Sciamanna, Santuari francescani minoritici. I luoghi dell’osservanza in Assisi, Minerva, Assisi 2005, pages 60-68.
Zazzerini, Eremo di Santa Maria delle Carceri, in L. Zazzerini, In ascolto dell’Assoluto. Viaggio tra gli eremi in Umbria, Edimond, Città di Castello 2007, pages 2-9.

[1] The unknown Belgian Franciscan, visited the hermitage between 1726 an 1733, he left a memory, and we can find in a book written by A. Sorbini in Assisi nei libri di viaggio del Sette-Ottocento, Editoriale Umbra – ISUC, Foligno 19, page 46.
[2] T.A. Trollope, A Lenten journey in Umbria and the Marches, London 1862
[3] O.M. Potter, A little Pilgrimage of Italy, London 1911, translated from the quote of A. Brilli-S. Neri, Alla ricerca degli eremi francescani fra Toscana, Umbria e Lazio, Le Balze, Montepulciano 2006, pages 23-24
[4] E. Sciamanna, Santuari francescani minoritici. I luoghi dell’osservanza in Assisi, Minerva, Assisi 2005, page 68.
[5] Look in M. Sensi, L’Umbria terra di santi e di santuari, in M. Sensi-M. Tosti-C. Fratini, Santuari nel territorio della Provincia di Perugia, Quattroemme, Perugia 2002, page 75.
[6] An inscription from the fifteenth century, on the arch of the church door sais “Sancto Francesco puose a q[u]esta chapella el nome di Santa Maria” meaning “Saint Francesco gave at this chapel the name of the virgin Mary”. Look at M. Gatti, pages 35-36
[7] For a better description of the Carceri, look at P.M. Della Porta-E. Genovesi-E. Lunghi, Guida di Assisi.

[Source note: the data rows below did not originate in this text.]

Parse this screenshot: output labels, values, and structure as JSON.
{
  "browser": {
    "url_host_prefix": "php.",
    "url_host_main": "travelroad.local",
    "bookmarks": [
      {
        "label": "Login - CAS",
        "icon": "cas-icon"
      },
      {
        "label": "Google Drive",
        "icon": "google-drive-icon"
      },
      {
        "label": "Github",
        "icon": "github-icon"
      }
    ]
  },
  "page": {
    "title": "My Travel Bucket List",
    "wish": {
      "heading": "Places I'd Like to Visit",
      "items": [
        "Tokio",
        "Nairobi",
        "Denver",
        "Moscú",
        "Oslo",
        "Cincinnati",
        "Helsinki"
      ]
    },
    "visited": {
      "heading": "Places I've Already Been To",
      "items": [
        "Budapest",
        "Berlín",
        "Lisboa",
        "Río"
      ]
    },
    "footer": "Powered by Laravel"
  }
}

Storia e arte, Minerva, Assisi 1991, pages 175-178.